Uttanasana B (Trini): In the beginning of your practice, unless you are really flexible, you will probably not be able place your palms on the ground and this is fine. I use to place my hands either on my shins or on the floor by bending my knees and when I was jumping back I did it all by using my feet. The jumping back should come from controlling the abdominal muscles though and in order to do that you need to have a very strong grounding by your hands (and well, of course, work on your abdominals). So the alternative is this: When you look up keep your legs straight and place your hands further away on the mat, shifting you weight to your upper body, arms and shoulder blades. Then exhale and try to jump back by lifting the legs and keeping the abdominals working. You will realize that this way you upper back, hands and abdominals work a lot more!

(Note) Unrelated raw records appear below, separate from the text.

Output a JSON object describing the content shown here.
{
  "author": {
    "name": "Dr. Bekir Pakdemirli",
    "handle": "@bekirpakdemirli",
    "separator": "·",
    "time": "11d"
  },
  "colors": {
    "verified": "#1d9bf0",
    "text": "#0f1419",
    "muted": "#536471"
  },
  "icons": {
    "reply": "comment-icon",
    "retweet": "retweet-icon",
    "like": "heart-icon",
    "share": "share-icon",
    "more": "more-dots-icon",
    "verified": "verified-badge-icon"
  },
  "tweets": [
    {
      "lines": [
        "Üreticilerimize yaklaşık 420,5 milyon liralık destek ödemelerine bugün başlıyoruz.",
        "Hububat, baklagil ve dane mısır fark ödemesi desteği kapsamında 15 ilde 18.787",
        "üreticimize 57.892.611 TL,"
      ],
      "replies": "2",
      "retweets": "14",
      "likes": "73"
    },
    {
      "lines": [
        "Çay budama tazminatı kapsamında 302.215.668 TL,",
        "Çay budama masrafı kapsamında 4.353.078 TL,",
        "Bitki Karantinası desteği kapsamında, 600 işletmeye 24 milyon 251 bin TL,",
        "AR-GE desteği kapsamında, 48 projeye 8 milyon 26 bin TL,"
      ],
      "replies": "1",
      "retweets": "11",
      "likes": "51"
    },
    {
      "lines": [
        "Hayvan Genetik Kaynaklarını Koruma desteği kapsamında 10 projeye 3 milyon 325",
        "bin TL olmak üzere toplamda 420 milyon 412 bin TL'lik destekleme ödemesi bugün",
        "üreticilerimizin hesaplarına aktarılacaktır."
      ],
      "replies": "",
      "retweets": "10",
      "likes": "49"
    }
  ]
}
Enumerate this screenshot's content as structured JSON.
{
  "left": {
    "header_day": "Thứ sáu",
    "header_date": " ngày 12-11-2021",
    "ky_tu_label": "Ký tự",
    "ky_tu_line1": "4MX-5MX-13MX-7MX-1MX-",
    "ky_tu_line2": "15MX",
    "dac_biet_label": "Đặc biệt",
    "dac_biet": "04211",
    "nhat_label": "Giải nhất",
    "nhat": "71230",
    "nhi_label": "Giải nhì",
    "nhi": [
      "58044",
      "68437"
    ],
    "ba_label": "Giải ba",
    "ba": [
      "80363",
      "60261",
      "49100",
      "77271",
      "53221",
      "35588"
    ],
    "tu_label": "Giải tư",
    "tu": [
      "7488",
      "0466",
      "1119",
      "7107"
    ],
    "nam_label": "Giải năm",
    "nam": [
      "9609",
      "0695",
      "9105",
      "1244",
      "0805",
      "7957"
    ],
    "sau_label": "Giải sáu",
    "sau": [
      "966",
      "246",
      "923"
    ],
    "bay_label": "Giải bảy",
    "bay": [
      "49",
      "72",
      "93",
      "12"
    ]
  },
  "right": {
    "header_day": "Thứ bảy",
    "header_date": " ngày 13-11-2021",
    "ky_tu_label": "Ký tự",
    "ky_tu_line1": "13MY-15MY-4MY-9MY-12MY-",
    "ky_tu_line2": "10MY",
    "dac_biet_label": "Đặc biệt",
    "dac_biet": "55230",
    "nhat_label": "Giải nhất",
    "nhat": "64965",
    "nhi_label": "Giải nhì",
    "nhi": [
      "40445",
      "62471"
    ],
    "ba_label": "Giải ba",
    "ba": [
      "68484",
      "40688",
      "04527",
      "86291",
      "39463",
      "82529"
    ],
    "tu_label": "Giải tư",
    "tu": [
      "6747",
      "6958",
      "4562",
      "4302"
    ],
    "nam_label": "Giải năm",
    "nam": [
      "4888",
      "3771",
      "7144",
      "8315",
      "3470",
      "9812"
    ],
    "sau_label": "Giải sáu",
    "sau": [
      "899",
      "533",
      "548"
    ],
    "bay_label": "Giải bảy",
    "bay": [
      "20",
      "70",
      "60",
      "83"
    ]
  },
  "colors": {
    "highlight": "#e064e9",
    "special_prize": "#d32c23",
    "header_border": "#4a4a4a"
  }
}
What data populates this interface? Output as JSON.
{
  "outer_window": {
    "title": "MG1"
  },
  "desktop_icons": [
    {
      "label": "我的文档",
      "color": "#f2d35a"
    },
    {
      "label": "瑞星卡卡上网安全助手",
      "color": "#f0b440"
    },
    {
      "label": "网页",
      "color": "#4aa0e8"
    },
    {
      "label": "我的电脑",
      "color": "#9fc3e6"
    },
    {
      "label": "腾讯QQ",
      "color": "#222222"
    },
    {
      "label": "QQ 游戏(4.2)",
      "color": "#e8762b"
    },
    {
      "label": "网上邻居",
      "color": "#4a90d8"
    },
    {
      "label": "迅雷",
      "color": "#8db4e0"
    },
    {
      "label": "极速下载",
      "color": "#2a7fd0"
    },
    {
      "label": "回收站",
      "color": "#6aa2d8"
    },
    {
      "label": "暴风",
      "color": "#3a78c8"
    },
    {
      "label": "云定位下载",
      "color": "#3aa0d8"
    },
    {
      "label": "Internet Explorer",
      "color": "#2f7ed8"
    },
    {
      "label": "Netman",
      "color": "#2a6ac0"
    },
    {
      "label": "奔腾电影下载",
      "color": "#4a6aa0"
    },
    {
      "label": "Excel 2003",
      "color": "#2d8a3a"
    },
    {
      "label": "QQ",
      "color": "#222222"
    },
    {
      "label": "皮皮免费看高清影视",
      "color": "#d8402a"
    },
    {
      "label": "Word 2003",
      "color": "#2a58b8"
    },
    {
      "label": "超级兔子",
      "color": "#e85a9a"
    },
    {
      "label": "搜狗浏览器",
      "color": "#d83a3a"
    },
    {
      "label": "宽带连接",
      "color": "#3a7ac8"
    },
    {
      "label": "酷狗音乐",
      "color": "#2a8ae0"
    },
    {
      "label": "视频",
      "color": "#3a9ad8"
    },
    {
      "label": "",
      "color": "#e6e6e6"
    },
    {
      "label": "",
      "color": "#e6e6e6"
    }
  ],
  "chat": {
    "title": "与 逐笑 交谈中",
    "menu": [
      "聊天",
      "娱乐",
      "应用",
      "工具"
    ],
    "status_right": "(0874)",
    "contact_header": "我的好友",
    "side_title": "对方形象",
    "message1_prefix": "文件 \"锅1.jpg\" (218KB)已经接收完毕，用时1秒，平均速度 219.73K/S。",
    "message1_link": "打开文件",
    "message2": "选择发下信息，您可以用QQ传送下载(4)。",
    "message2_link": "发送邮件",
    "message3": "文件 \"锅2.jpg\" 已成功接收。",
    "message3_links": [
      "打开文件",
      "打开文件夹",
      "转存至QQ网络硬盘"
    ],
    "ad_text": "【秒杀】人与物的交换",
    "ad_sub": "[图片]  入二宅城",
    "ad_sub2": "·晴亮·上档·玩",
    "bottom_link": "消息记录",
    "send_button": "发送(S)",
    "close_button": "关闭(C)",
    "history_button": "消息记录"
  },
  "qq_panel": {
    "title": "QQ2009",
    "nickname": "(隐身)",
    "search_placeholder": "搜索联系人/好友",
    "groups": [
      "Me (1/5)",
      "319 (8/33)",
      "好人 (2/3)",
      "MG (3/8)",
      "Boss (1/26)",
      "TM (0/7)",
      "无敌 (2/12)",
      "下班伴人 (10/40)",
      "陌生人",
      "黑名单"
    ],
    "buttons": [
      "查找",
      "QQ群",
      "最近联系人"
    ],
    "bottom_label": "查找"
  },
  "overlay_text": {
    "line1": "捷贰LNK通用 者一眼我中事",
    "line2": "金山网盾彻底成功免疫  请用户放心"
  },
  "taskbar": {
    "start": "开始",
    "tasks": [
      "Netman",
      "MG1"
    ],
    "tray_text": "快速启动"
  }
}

Chaturanga Dandasana (chatuari): The trick to stay just above the floor without touching it is carefully (given the fact that you have already practiced for some time and have strengthen your arms, back and leg muscles) is to keep all you body muscles active and pay great attention to the alignment of elbows: they should be close to your body and right above your wrists. The most common mistake (one I did too) is to have them way behind which puts extra strain on the wrists.
|Chaturanga Dandasana allignment.|
Photo from here.
Transition from Upward Facing Dog to Downward Facing Dog: should be always be done by toes roll. I had a very hard time with that and as it appears now, the whole thing was mental. I just thought about it too much and was afraid I would hurt my toes. Well, think of your whole body transitioning not just the toes rolling! It is that simple! Push the floor away with your hands, have your abs engaged and help a bit with your legs (quads) and that’s it.
Transition from Downward Facing Dog to Warrior 1: a nice alternative for my first transitions was to first turn the back foot outwards and then drive the other foot in front in a lunge instead of doing it simultaneously. In my first flows when moving from down dog to warrior I found myself losing balance easily. The turning of the back foot before you enter the warrior provides excellent grounding and the transition is more solid and balanced.
Please notice that this post is not suggesting you should change your routine, or that this is the right way to practice. These were tips I did not do myself at home but were given to me from my teacher on a private lesson (so he might gave different tips to people with different body types) and applied by his guidance and assistance. This post should be regarded as a journal entry addressed to myself. What works for me may not work for you and I will not take responsibility for any possible injury from applying the above mentioned techniques.